• [What is expected]
From the data, copy out every line in which the word "UUID" appears.

• [Exercise data]

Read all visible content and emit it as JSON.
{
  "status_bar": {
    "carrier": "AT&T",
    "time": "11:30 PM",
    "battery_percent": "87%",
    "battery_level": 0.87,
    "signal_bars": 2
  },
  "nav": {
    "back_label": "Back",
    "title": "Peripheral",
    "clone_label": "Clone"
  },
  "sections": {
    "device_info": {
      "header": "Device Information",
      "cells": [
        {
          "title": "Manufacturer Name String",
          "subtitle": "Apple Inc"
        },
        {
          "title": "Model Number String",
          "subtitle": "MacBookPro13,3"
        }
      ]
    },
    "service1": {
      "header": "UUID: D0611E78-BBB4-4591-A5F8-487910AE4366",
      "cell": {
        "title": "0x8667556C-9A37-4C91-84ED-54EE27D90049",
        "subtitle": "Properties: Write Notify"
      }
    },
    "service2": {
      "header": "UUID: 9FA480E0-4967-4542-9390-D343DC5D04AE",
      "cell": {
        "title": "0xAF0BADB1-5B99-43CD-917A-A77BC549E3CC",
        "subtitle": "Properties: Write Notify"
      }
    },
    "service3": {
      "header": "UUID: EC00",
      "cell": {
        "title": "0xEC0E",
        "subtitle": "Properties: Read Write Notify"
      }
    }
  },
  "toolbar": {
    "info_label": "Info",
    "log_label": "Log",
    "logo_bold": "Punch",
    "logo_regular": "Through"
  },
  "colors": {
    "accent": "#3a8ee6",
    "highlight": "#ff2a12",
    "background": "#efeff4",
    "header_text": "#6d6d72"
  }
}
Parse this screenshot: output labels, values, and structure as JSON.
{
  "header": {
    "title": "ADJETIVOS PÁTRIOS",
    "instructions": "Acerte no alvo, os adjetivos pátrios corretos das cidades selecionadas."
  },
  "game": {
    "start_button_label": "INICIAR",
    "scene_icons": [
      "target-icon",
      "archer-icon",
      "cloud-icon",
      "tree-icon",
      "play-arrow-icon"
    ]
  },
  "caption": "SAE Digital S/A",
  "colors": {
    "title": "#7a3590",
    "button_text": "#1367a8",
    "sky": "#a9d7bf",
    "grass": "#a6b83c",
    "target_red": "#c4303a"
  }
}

• [Written solution]
      "header": "UUID: D0611E78-BBB4-4591-A5F8-487910AE4366",
      "header": "UUID: 9FA480E0-4967-4542-9390-D343DC5D04AE",
      "header": "UUID: EC00",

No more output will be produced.